And just what is being documented that justifies tae kwon do as a discipline worthy of academic pursuit? First and foremost, the technical catalog that defines the traditional Korean martial art. General Choi Hong Hi, a primary founder who created the International Taekwon-Do Federation in March of 1966, claimed an arsenal containing 3200 separate techniques, each with its own distinct purpose and method of execution, many depicted in his fifteen-volume Encyclopedia of Taekwon-Do. Similarly, an updated version of the Kukkiwon Textbook reissued in 2005 devotes over 700 pages to the proper articulation of technique. But wisdom accumulated over the decades does not stop there. Landmark works by Grandmaster Richard Chun and his contemporaries portray defacto training standards and procedures relied upon worldwide by hundreds of thousands of students.

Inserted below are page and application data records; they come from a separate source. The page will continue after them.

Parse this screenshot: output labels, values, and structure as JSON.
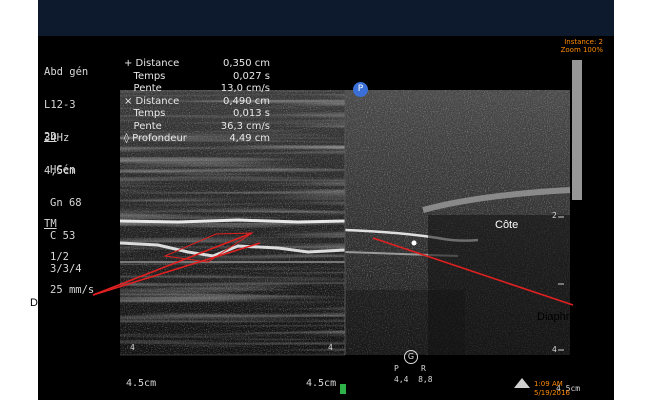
{
  "left_panel": {
    "lines_top": [
      "Abd gén",
      "L12-3",
      "34Hz",
      "4,5cm"
    ],
    "mode_2d": "2D",
    "lines_2d": [
      "HGén",
      "Gn 68",
      "C 53",
      "3/3/4"
    ],
    "mode_tm": "TM",
    "lines_tm": [
      "1/2",
      "25 mm/s"
    ]
  },
  "measurements": [
    {
      "label": "+ Distance",
      "value": "0,350 cm"
    },
    {
      "label": "   Temps",
      "value": "0,027 s"
    },
    {
      "label": "   Pente",
      "value": "13,0 cm/s"
    },
    {
      "label": "× Distance",
      "value": "0,490 cm"
    },
    {
      "label": "   Temps",
      "value": "0,013 s"
    },
    {
      "label": "   Pente",
      "value": "36,3 cm/s"
    },
    {
      "label": "◊ Profondeur",
      "value": "4,49 cm"
    }
  ],
  "top_right": {
    "line1": "Instance: 2",
    "line2": "Zoom 100%"
  },
  "p_marker": "P",
  "depth_labels": {
    "left_bottom": "4.5cm",
    "right_bottom": "4.5cm",
    "bottom_right": "4.5cm",
    "tick_2": "2",
    "tick_4": "4"
  },
  "probe": {
    "letter": "G",
    "p": "P",
    "r": "R",
    "values": "4,4  8,8"
  },
  "footer_time": "1:09 AM",
  "footer_date": "5/19/2016",
  "annotations": {
    "left": "Diaphragme",
    "right": "Diaphragme",
    "cote": "Côte"
  },
  "colors": {
    "annotation_line": "#e02020",
    "background": "#000000"
  }
}
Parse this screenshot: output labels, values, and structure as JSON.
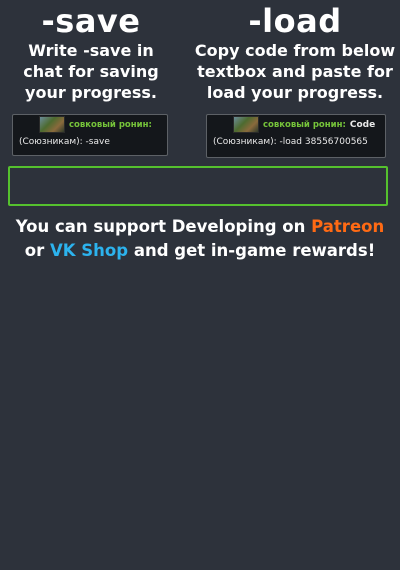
{
  "save": {
    "title": "-save",
    "description": "Write -save in\nchat  for saving\nyour progress.",
    "chat": {
      "name": "совковый ронин:",
      "line": "(Союзникам): -save"
    }
  },
  "load": {
    "title": "-load",
    "description": "Copy code from below\ntextbox and paste for\nload your progress.",
    "chat": {
      "name": "совковый ронин:",
      "code_word": "Code",
      "line": "(Союзникам): -load 38556700565"
    }
  },
  "textbox": {
    "value": ""
  },
  "support": {
    "line1_prefix": "You can support Developing on ",
    "patreon": "Patreon",
    "line2_prefix": "or ",
    "vk_shop": "VK Shop",
    "line2_suffix": " and get in-game rewards!"
  },
  "colors": {
    "background": "#2d323b",
    "accent_green": "#55c12e",
    "patreon": "#ff6a14",
    "vk": "#2cb3ee"
  }
}
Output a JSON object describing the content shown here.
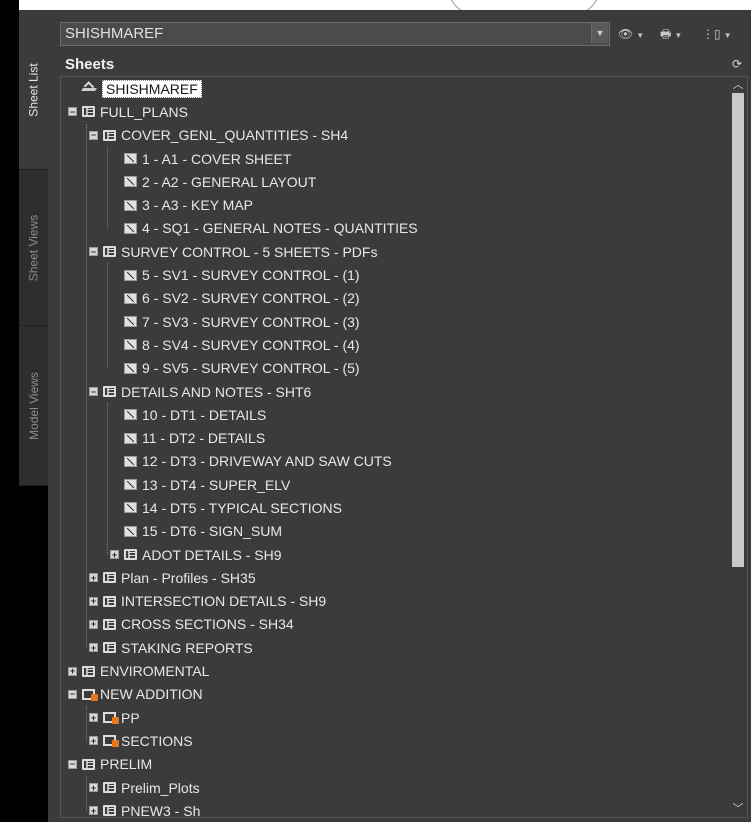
{
  "side_tabs": [
    {
      "label": "Sheet List",
      "active": true
    },
    {
      "label": "Sheet Views",
      "active": false
    },
    {
      "label": "Model Views",
      "active": false
    }
  ],
  "header": {
    "project_name": "SHISHMAREF",
    "tools": [
      {
        "icon": "eye-icon"
      },
      {
        "icon": "print-icon"
      },
      {
        "icon": "layout-icon"
      }
    ]
  },
  "panel": {
    "title": "Sheets"
  },
  "tree": [
    {
      "label": "SHISHMAREF",
      "level": 0,
      "icon": "root",
      "selected": true
    },
    {
      "label": "FULL_PLANS",
      "level": 0,
      "toggle": "minus",
      "icon": "set"
    },
    {
      "label": "COVER_GENL_QUANTITIES - SH4",
      "level": 1,
      "toggle": "minus",
      "icon": "set"
    },
    {
      "label": "1 - A1 - COVER SHEET",
      "level": 2,
      "icon": "sheet"
    },
    {
      "label": "2 - A2 - GENERAL LAYOUT",
      "level": 2,
      "icon": "sheet"
    },
    {
      "label": "3 - A3 - KEY MAP",
      "level": 2,
      "icon": "sheet"
    },
    {
      "label": "4 - SQ1 - GENERAL NOTES - QUANTITIES",
      "level": 2,
      "icon": "sheet"
    },
    {
      "label": "SURVEY CONTROL - 5 SHEETS - PDFs",
      "level": 1,
      "toggle": "minus",
      "icon": "set"
    },
    {
      "label": "5 - SV1 - SURVEY CONTROL - (1)",
      "level": 2,
      "icon": "sheet"
    },
    {
      "label": "6 - SV2 - SURVEY CONTROL - (2)",
      "level": 2,
      "icon": "sheet"
    },
    {
      "label": "7 - SV3 - SURVEY CONTROL - (3)",
      "level": 2,
      "icon": "sheet"
    },
    {
      "label": "8 - SV4 - SURVEY CONTROL - (4)",
      "level": 2,
      "icon": "sheet"
    },
    {
      "label": "9 - SV5 - SURVEY CONTROL - (5)",
      "level": 2,
      "icon": "sheet"
    },
    {
      "label": "DETAILS AND NOTES - SHT6",
      "level": 1,
      "toggle": "minus",
      "icon": "set"
    },
    {
      "label": "10 - DT1 - DETAILS",
      "level": 2,
      "icon": "sheet"
    },
    {
      "label": "11 - DT2 - DETAILS",
      "level": 2,
      "icon": "sheet"
    },
    {
      "label": "12 - DT3 - DRIVEWAY AND SAW CUTS",
      "level": 2,
      "icon": "sheet"
    },
    {
      "label": "13 - DT4 - SUPER_ELV",
      "level": 2,
      "icon": "sheet"
    },
    {
      "label": "14 - DT5 - TYPICAL SECTIONS",
      "level": 2,
      "icon": "sheet"
    },
    {
      "label": "15 - DT6 - SIGN_SUM",
      "level": 2,
      "icon": "sheet"
    },
    {
      "label": "ADOT DETAILS - SH9",
      "level": 2,
      "toggle": "plus",
      "icon": "set"
    },
    {
      "label": "Plan - Profiles - SH35",
      "level": 1,
      "toggle": "plus",
      "icon": "set"
    },
    {
      "label": "INTERSECTION DETAILS - SH9",
      "level": 1,
      "toggle": "plus",
      "icon": "set"
    },
    {
      "label": "CROSS SECTIONS - SH34",
      "level": 1,
      "toggle": "plus",
      "icon": "set"
    },
    {
      "label": "STAKING REPORTS",
      "level": 1,
      "toggle": "plus",
      "icon": "set"
    },
    {
      "label": "ENVIROMENTAL",
      "level": 0,
      "toggle": "plus",
      "icon": "set"
    },
    {
      "label": "NEW ADDITION",
      "level": 0,
      "toggle": "minus",
      "icon": "orange"
    },
    {
      "label": "PP",
      "level": 1,
      "toggle": "plus",
      "icon": "orange"
    },
    {
      "label": "SECTIONS",
      "level": 1,
      "toggle": "plus",
      "icon": "orange"
    },
    {
      "label": "PRELIM",
      "level": 0,
      "toggle": "minus",
      "icon": "set"
    },
    {
      "label": "Prelim_Plots",
      "level": 1,
      "toggle": "plus",
      "icon": "set"
    },
    {
      "label": "PNEW3 - Sh",
      "level": 1,
      "toggle": "plus",
      "icon": "set"
    }
  ],
  "scrollbar": {
    "position": 0.0,
    "visible_fraction": 0.67
  },
  "colors": {
    "panel_bg": "#3b3b3b",
    "text": "#e8e8e8",
    "selection_bg": "#ffffff",
    "accent_orange": "#e8781e"
  }
}
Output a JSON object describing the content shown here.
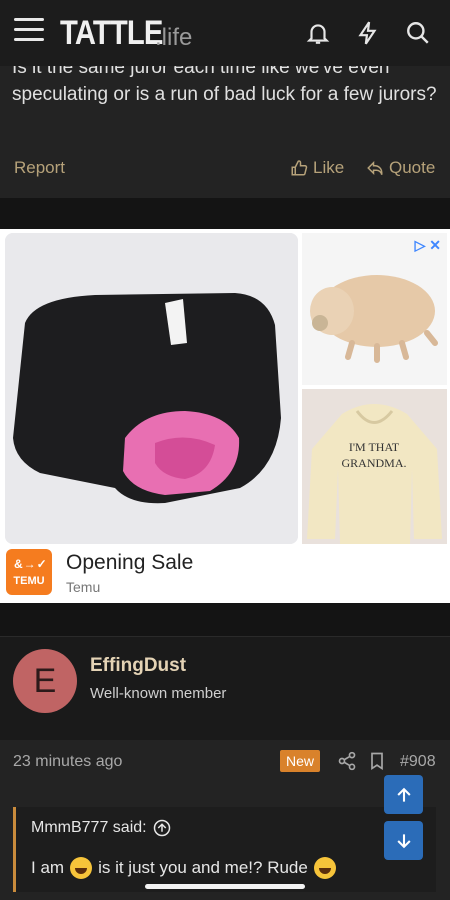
{
  "header": {
    "logo": "TATTLE",
    "logo_suffix": ".life",
    "icons": [
      "menu-icon",
      "bell-icon",
      "bolt-icon",
      "search-icon"
    ]
  },
  "post": {
    "text": "Is it the same juror each time like we've even speculating or is a run of bad luck for a few jurors?",
    "report_label": "Report",
    "like_label": "Like",
    "quote_label": "Quote"
  },
  "ad": {
    "title": "Opening Sale",
    "advertiser": "Temu",
    "logo_text": "TEMU",
    "logo_glyph": "&→✓",
    "hoodie_text": "I'M THAT GRANDMA."
  },
  "member": {
    "avatar_letter": "E",
    "username": "EffingDust",
    "role": "Well-known member",
    "avatar_color": "#c06464"
  },
  "meta": {
    "time": "23 minutes ago",
    "badge": "New",
    "post_number": "#908"
  },
  "quote": {
    "author_line": "MmmB777 said:",
    "body_start": "I am",
    "body_mid": "is it just you and me!? Rude"
  },
  "colors": {
    "accent": "#b6a27a",
    "badge": "#d9822b",
    "scroll_button": "#2b6cb8"
  }
}
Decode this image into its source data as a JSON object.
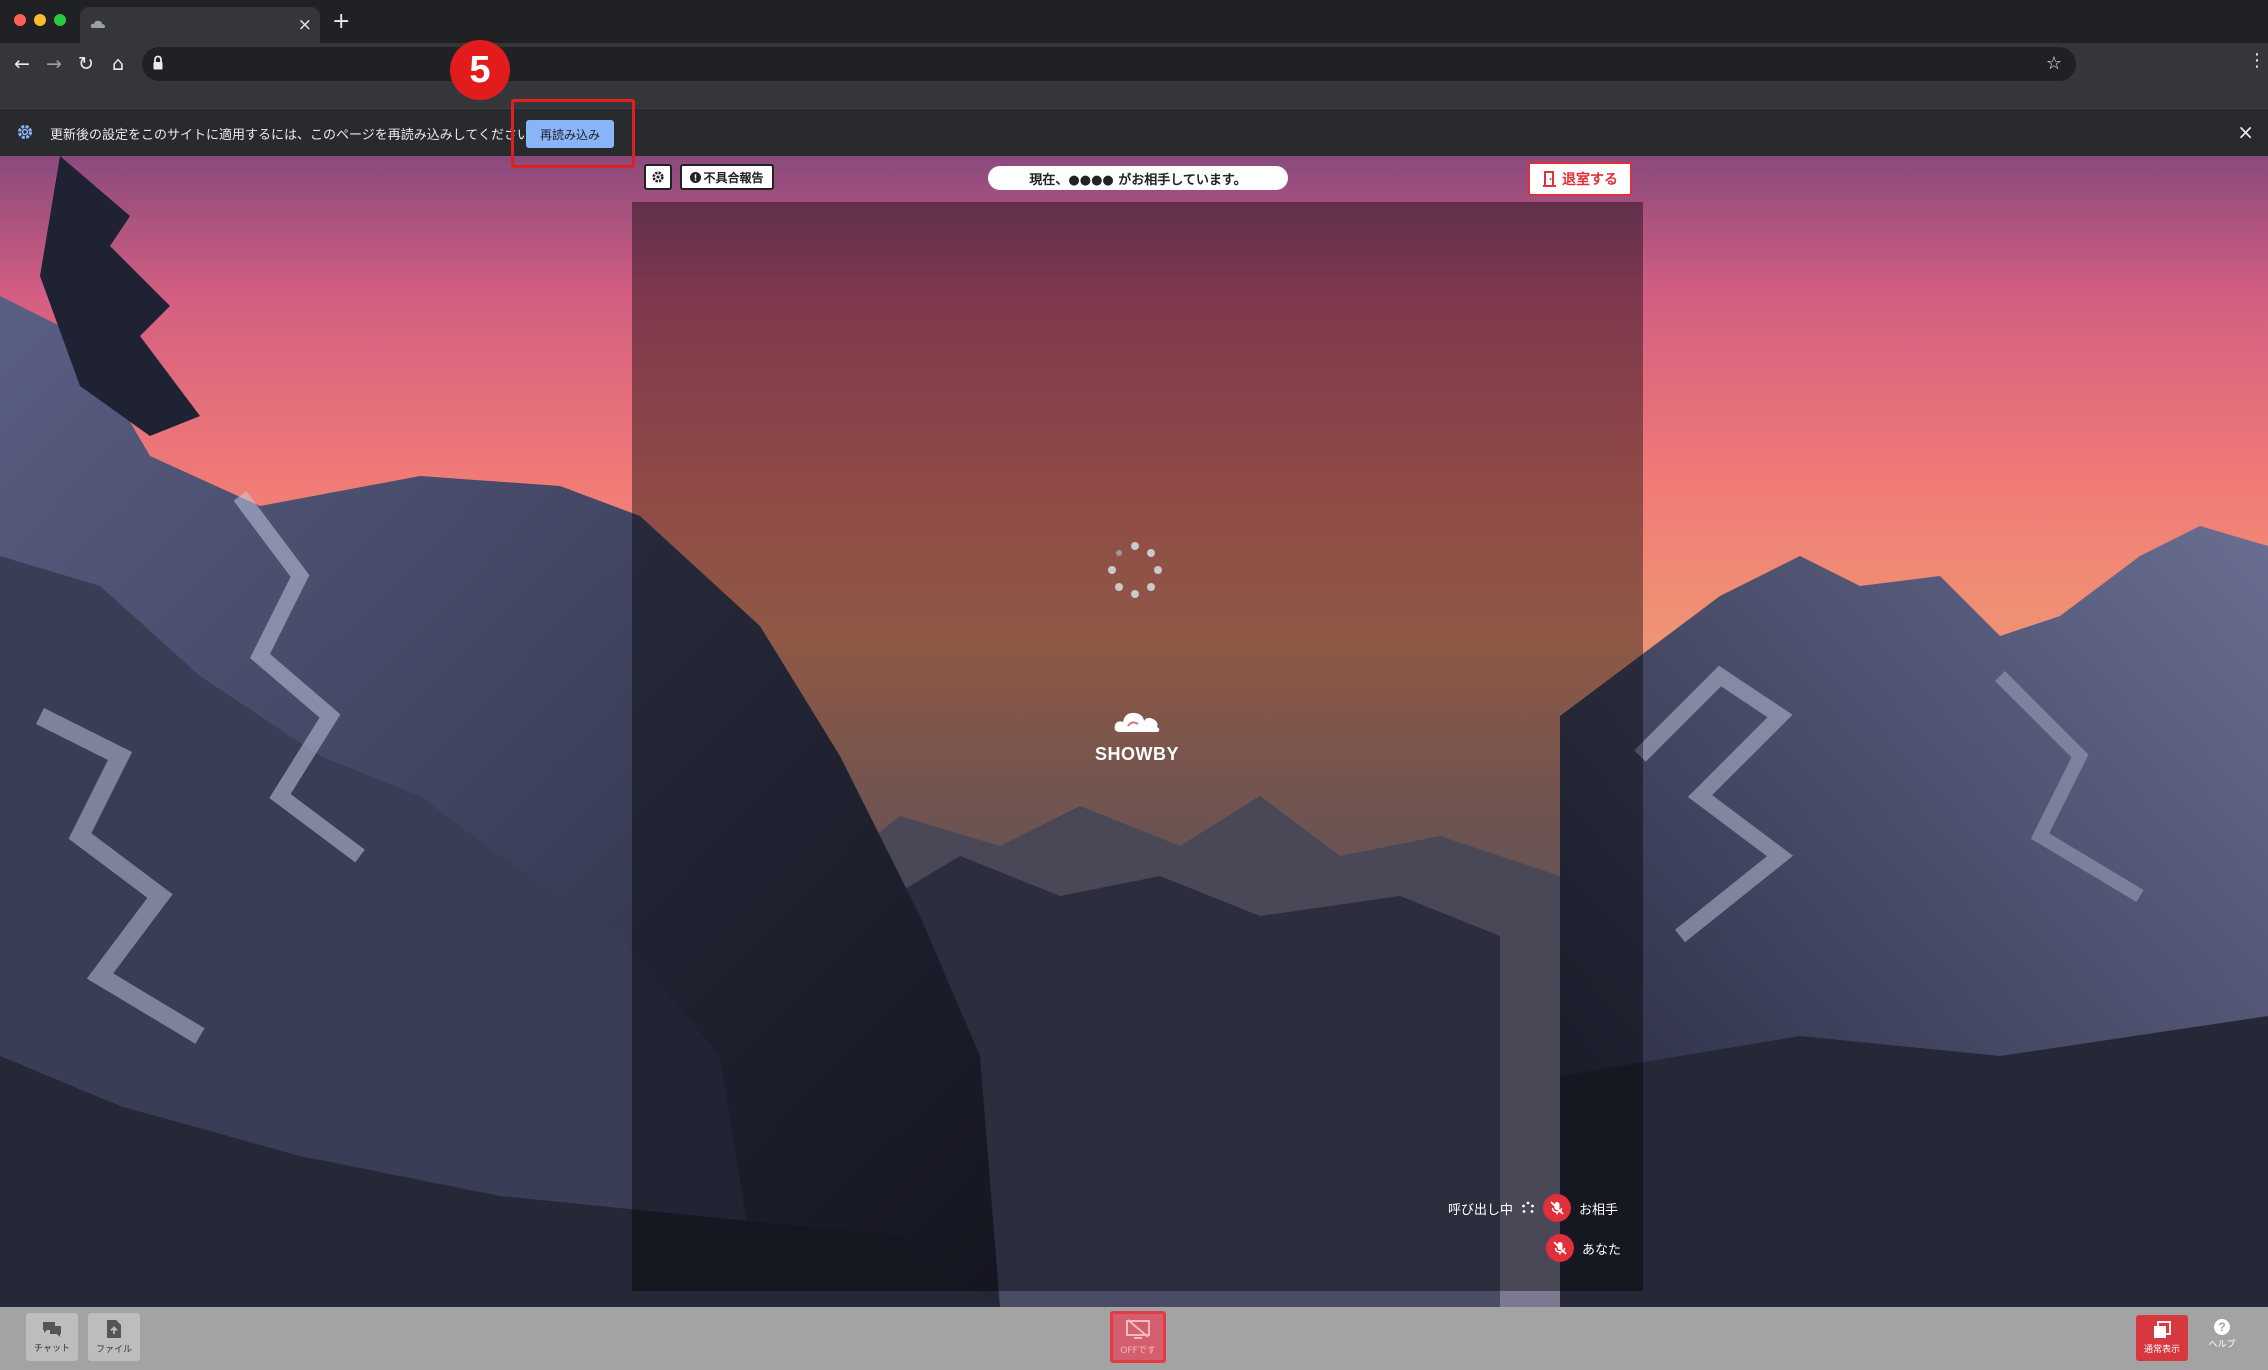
{
  "browser": {
    "tab": {
      "title": "",
      "close_glyph": "×"
    },
    "new_tab_glyph": "+",
    "nav": {
      "back_glyph": "←",
      "forward_glyph": "→",
      "reload_glyph": "↻",
      "home_glyph": "⌂",
      "star_glyph": "☆",
      "menu_glyph": "⋮"
    },
    "address": ""
  },
  "infobar": {
    "message": "更新後の設定をこのサイトに適用するには、このページを再読み込みしてください",
    "reload_button": "再読み込み",
    "close_glyph": "×"
  },
  "annotation": {
    "step_number": "5",
    "color": "#e11f1f"
  },
  "room": {
    "report_button": "不具合報告",
    "status": "現在、●●●● がお相手しています。",
    "leave_button": "退室する",
    "logo_text": "SHOWBY",
    "calling_status": "呼び出し中",
    "partner_label": "お相手",
    "you_label": "あなた"
  },
  "bottom_bar": {
    "chat_label": "チャット",
    "file_label": "ファイル",
    "camera_label": "OFFです",
    "normal_view_label": "通常表示",
    "help_label": "ヘルプ",
    "help_glyph": "?"
  },
  "colors": {
    "accent_red": "#e0303a",
    "infobar_button": "#8ab4f8",
    "chrome_dark": "#202124",
    "bottom_bar": "#a3a3a3"
  }
}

Moreover, since tae kwon do is recognized as a comprehensive form of self-defense with a pedigree reaching far back to the distant past, there are metaphysical and well as physical concepts to ponder. Exploring the use of meditation and ki, or internal energy development, as essential elements of the art demands research that can only be accomplished through the interrogation of Asian historical and, in some cases, medical records compiled centuries ago. Valid examples of these are the Yellow Emperor’s Inner Canon, a cornerstone of Traditional Chinese Medicine, coupled with the physical lessons posited by the Myue Dobo Tongji (Illustrated Manual of Korean Martial Arts), authored in 1790.
Then, not to marginalize their significance, if one is to accrue an absolute understanding of any classical martial art, then it is equally essential to survey influential native customs, physiological concepts that power its engine and moral doctrines that govern its use. Many of these can be found in the teachings of Confucianism, Taoism and Buddhism.
Clearly, taken as a whole the ingredients cited above compound to represent a body of academic knowledge profoundly worthy of transmission from one generation to the next. One only need embrace it.
Naturally, as with any established sport, there exists a majority of practitioners who will exclusively participate for competitive purposes only. And because tae kwon do offers much in the way of physical fitness and athletic recognition on the collegiate, state, national and international level, and because just as a coin, it exhibits two sides, one representing the game and the other the art, this is entirely understandable. Yet it is important to recognize the difference between cultivating athletes and holistically-trained martial artists - practitioners who are not only proficient in the ring, but who wholeheartedly welcome knowledge concerning the vast mosaic that is traditional tae kwon do.